Prompt
Would you reproduce each line below exactly, leaving every picture out?

Data records for software interfaces
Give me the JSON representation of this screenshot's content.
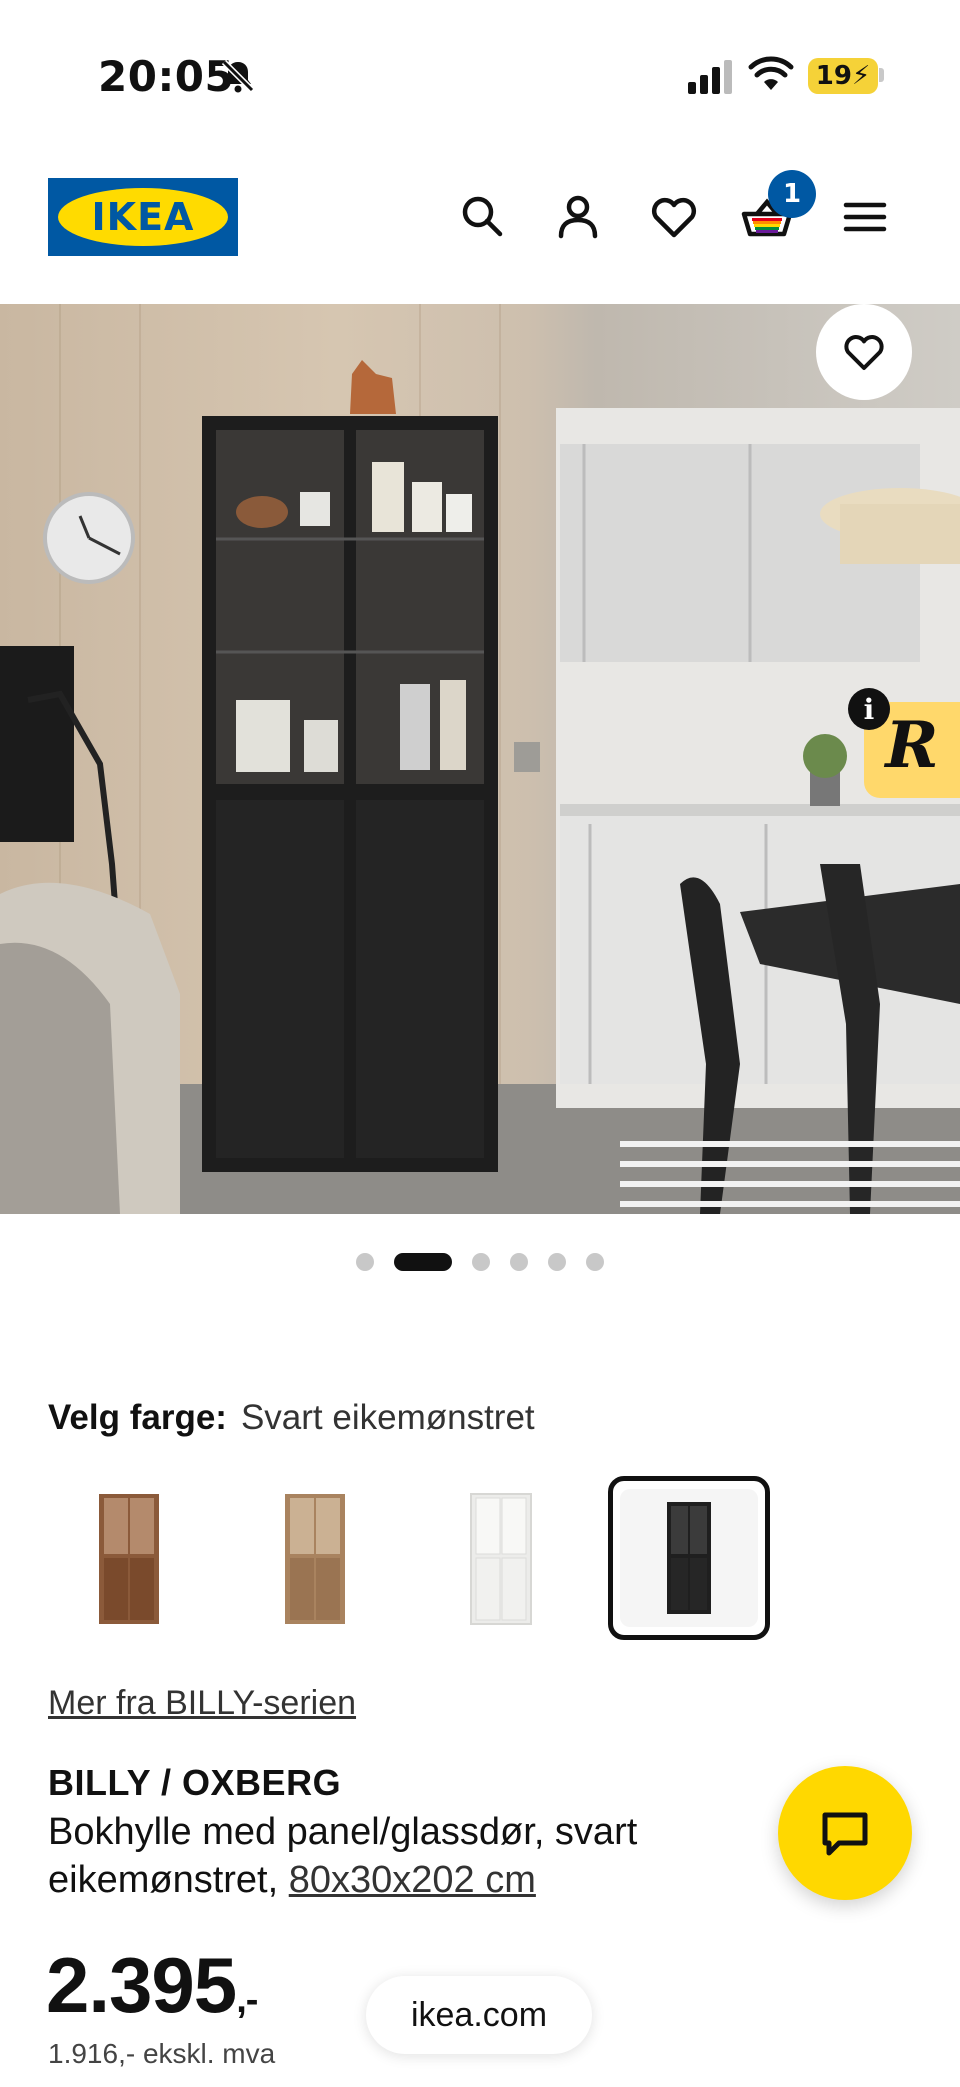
{
  "status_bar": {
    "time": "20:05",
    "battery": "19",
    "icons": [
      "bell-slash-icon",
      "signal-icon",
      "wifi-icon",
      "battery-charging-icon"
    ]
  },
  "header": {
    "logo_text": "IKEA",
    "icons": [
      "search-icon",
      "account-icon",
      "heart-icon",
      "cart-icon",
      "menu-icon"
    ],
    "cart_count": "1",
    "colors": {
      "brand_blue": "#0058a3",
      "brand_yellow": "#ffdb00"
    }
  },
  "hero": {
    "carousel_count": 6,
    "carousel_active_index": 1,
    "favourite_icon": "heart-outline-icon",
    "assistant_badge": "R",
    "info_badge": "i"
  },
  "colour": {
    "label": "Velg farge:",
    "value": "Svart eikemønstret",
    "swatches": [
      {
        "name": "brown-walnut",
        "color": "#8b5a3a"
      },
      {
        "name": "oak",
        "color": "#a9835f"
      },
      {
        "name": "white",
        "color": "#f2f2ef"
      },
      {
        "name": "black-oak",
        "color": "#1f1f1f"
      }
    ],
    "selected_index": 3
  },
  "series_link": "Mer fra BILLY-serien",
  "product": {
    "name": "BILLY / OXBERG",
    "description": "Bokhylle med panel/glassdør, svart eikemønstret,",
    "dimensions": "80x30x202 cm"
  },
  "price": {
    "main": "2.395",
    "suffix": ",-",
    "ex_vat": "1.916,- ekskl. mva"
  },
  "chat_icon": "chat-bubble-icon",
  "url_bar": "ikea.com"
}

Final answer
Give me the JSON representation of this screenshot's content.
{
  "status_bar": {
    "time": "20:05",
    "battery": "19",
    "icons": [
      "bell-slash-icon",
      "signal-icon",
      "wifi-icon",
      "battery-charging-icon"
    ]
  },
  "header": {
    "logo_text": "IKEA",
    "icons": [
      "search-icon",
      "account-icon",
      "heart-icon",
      "cart-icon",
      "menu-icon"
    ],
    "cart_count": "1",
    "colors": {
      "brand_blue": "#0058a3",
      "brand_yellow": "#ffdb00"
    }
  },
  "hero": {
    "carousel_count": 6,
    "carousel_active_index": 1,
    "favourite_icon": "heart-outline-icon",
    "assistant_badge": "R",
    "info_badge": "i"
  },
  "colour": {
    "label": "Velg farge:",
    "value": "Svart eikemønstret",
    "swatches": [
      {
        "name": "brown-walnut",
        "color": "#8b5a3a"
      },
      {
        "name": "oak",
        "color": "#a9835f"
      },
      {
        "name": "white",
        "color": "#f2f2ef"
      },
      {
        "name": "black-oak",
        "color": "#1f1f1f"
      }
    ],
    "selected_index": 3
  },
  "series_link": "Mer fra BILLY-serien",
  "product": {
    "name": "BILLY / OXBERG",
    "description": "Bokhylle med panel/glassdør, svart eikemønstret,",
    "dimensions": "80x30x202 cm"
  },
  "price": {
    "main": "2.395",
    "suffix": ",-",
    "ex_vat": "1.916,- ekskl. mva"
  },
  "chat_icon": "chat-bubble-icon",
  "url_bar": "ikea.com"
}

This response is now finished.